Public Trials looks at the writings of three theorists who diagnosed moments of the latter type: Edmund Burke's writings on Warren Hastings's impeachment in late 18th century Britain, Emile Zola's writings on the Dreyfus Affair, and Hannah Arendt's writings on the Eichmann trial.

All three claimed that law and legal officials failed to do full justice to the new crimes they confronted - Hastings's imperial oppression of Indians, the French government's "crime against society," and Eichmann's "crimes against humanity." They also argued that this legal failure was enabled and supported by broad public complicity in the national myths that made injustice (or incomplete justice) appear as justice.

Maxwell looks at these three instances in order to challenge two dominant understandings of popular and legal failure in democratic theory that obscure how unsuccessful judgments can be productive. The first is that popular failure of a judgment indicates an irrational public (as legal checks and/or procedures for deliberation ensure justice); the second is that legal failure occurs when a judgment does not meet with the popular, national will.

By contrast, Maxwell sees these instances as an opportunity to question dominant norms of democratic thought. She argues that these narratives of democratic failure reveal problems with the idea that law can save the people from its failures. Burke, Zola, and Arendt recast instances of democratic failure in such a way that they become instructive in cultivating public responsiveness to such failures in the future.
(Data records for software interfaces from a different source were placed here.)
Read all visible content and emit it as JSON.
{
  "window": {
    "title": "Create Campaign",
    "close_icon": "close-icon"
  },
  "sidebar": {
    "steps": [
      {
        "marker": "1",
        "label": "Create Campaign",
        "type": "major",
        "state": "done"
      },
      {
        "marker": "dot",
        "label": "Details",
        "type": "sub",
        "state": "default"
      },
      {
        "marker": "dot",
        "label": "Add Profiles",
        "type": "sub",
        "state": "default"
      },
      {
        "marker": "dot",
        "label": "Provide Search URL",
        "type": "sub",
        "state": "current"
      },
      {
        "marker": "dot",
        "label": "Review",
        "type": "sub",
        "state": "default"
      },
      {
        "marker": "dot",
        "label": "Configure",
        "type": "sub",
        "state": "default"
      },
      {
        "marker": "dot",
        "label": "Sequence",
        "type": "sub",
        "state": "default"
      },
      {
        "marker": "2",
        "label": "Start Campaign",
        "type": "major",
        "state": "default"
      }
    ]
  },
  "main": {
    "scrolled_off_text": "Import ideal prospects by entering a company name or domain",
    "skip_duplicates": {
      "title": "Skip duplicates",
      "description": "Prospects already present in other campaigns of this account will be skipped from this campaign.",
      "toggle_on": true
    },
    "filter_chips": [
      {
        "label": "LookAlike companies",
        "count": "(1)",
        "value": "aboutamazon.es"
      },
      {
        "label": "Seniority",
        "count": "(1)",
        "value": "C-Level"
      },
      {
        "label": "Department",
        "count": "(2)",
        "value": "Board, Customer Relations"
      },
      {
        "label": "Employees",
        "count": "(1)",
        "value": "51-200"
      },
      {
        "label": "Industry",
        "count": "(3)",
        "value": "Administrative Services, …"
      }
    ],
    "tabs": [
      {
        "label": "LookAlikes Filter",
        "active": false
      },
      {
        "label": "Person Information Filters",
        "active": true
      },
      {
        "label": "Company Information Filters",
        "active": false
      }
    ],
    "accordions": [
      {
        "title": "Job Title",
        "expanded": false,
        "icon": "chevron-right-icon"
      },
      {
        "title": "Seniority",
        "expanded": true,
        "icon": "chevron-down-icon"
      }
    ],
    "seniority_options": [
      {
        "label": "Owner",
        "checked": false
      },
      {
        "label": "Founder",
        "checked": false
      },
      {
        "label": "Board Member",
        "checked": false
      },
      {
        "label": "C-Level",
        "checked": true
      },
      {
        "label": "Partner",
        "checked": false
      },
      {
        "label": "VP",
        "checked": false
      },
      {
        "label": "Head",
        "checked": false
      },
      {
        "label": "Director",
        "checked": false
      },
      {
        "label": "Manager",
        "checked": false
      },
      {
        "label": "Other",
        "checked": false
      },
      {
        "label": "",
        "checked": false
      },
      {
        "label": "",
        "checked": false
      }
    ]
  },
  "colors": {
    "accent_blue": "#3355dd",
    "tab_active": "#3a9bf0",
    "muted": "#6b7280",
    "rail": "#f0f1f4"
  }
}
As Public Trials shows, such "lost cause narratives" foreground the importance of democratic action by telling stories about how the people could have pursued justice even in moments when the cause seemed foregone.

Legal History, Trials
Chapter 1: Public Trials and Lost Causes: The Politics of Democratic Failure
Chapter 2: Justice, Sympathy, and Mourning in Burke's Impeachment of Warren Hastings
Chapter 3: A Public with a Taste for Truth: Zola's Literary Appeals to the People during the Dreyfus Affair
Chapter 4: Comedy and/of Justice?: Law, Politics, and Public Opinion in Arendt's Writings on the Eichmann Trial
Chapter 5: Toward a Democratic Conception of Justice